When you reach the records below, output each one exactly.
------------------------------
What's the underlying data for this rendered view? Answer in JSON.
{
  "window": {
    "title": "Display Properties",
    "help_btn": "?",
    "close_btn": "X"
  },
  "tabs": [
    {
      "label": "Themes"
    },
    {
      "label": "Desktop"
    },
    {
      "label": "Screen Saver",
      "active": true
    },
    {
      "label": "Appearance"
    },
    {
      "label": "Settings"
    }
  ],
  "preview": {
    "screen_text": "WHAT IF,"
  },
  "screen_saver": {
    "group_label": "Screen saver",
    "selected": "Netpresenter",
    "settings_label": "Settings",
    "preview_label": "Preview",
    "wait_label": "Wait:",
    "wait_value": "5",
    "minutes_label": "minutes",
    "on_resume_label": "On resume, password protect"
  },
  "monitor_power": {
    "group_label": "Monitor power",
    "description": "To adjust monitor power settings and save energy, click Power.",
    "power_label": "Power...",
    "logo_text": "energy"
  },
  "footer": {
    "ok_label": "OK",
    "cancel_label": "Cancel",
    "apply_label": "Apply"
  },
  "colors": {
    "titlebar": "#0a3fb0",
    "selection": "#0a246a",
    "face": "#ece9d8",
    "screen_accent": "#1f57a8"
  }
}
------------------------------
◆ **OUTPUT OF THE TASK**:
What's the underlying data for this rendered view? Answer in JSON.
{
  "window": {
    "title": "Display Properties",
    "help_btn": "?",
    "close_btn": "X"
  },
  "tabs": [
    {
      "label": "Themes"
    },
    {
      "label": "Desktop"
    },
    {
      "label": "Screen Saver",
      "active": true
    },
    {
      "label": "Appearance"
    },
    {
      "label": "Settings"
    }
  ],
  "preview": {
    "screen_text": "WHAT IF,"
  },
  "screen_saver": {
    "group_label": "Screen saver",
    "selected": "Netpresenter",
    "settings_label": "Settings",
    "preview_label": "Preview",
    "wait_label": "Wait:",
    "wait_value": "5",
    "minutes_label": "minutes",
    "on_resume_label": "On resume, password protect"
  },
  "monitor_power": {
    "group_label": "Monitor power",
    "description": "To adjust monitor power settings and save energy, click Power.",
    "power_label": "Power...",
    "logo_text": "energy"
  },
  "footer": {
    "ok_label": "OK",
    "cancel_label": "Cancel",
    "apply_label": "Apply"
  },
  "colors": {
    "titlebar": "#0a3fb0",
    "selection": "#0a246a",
    "face": "#ece9d8",
    "screen_accent": "#1f57a8"
  }
}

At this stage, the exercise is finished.